The southernmost exhibit is the one at Matienzo Station, east of the Antarctic Peninsula as an homage paid to Oscar Ramón Alfonso, an expert guide (baquiano) of the polar area who lived for over 20 years there and traveled around over 12,000 kilometers on sledges drawn by dogs. Different elements used for crossings and for wintering are shown at the main hall of the station.

At the entrance of the main house of Marambio Station, there is an exhibit about the history of the air base that put an end to the winter isolation of the White Continent in 1969. In addition, there is an exhibit on scientific research conducted on the eastern part of the Antarctic Peninsula as from the 1960’s including the major paleontological findings and historical events which have enriched mankind’s knowledge.

Further north, Esperanza Base lodges the Gustavo Giró Museum, named after the Argentinian that headed one of the most important land crossings over this continent. There is material on the first expedition to reach the South Pole, as well as historic photographs and elements used during the first years of the continent conquest, and a taxidermic exhibit of fauna which is the most important of its kind on the White Continent.

In Ushuaia, the Maritime and Prison Museum enshrines the richest heritage of historic and biological Antarctic materials preserved at the wing named after José María Sobral.

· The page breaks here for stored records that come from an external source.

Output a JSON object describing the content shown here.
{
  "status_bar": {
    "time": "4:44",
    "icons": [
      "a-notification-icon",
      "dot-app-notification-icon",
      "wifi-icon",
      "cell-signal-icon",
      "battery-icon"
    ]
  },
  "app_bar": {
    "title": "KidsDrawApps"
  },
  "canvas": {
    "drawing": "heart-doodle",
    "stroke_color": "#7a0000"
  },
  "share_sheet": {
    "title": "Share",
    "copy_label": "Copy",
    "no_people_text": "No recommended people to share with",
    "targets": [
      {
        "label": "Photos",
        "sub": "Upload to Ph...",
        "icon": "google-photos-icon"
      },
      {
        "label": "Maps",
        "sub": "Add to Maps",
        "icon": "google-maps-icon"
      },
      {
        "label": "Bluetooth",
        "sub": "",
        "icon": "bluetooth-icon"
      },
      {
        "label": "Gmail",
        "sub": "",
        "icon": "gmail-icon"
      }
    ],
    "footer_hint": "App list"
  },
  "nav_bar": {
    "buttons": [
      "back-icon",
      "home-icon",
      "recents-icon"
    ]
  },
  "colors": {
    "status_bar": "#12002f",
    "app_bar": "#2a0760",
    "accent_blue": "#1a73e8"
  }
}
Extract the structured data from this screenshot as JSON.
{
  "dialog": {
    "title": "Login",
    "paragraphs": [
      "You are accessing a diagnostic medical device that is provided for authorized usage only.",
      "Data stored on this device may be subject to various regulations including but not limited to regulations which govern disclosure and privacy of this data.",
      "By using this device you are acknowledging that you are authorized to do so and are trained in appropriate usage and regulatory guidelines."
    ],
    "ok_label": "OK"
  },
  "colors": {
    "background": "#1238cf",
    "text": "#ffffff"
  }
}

Other related exhibits, as well as exhibits in museums further north, are true shelters preserving the historic-scientific heritage, which is at the researchers’ disposal, that open up to travelers and the museums’ communities.


Works quoted in the text and:

Comerci, S. M; “Los trabajos de la República Argentina en la isla Cerro Nevado durante las campañas antárticas 1979-1980 y 1980-1981”, Contribución N° 291 DNA, Buenos Aires 1983.

Goldberg F; Wiklander L.; Capdevila R. “The Swedish Hut in Antarctica”. Mohlin and Reppen Editors, Stockholm, 2001.
(*) Curator of the Antarctic Museum, National Antarctic Directorate, Argentine Antarctic Institute (Dirección Nacional del Antártico, Instituto Antártico Argentino).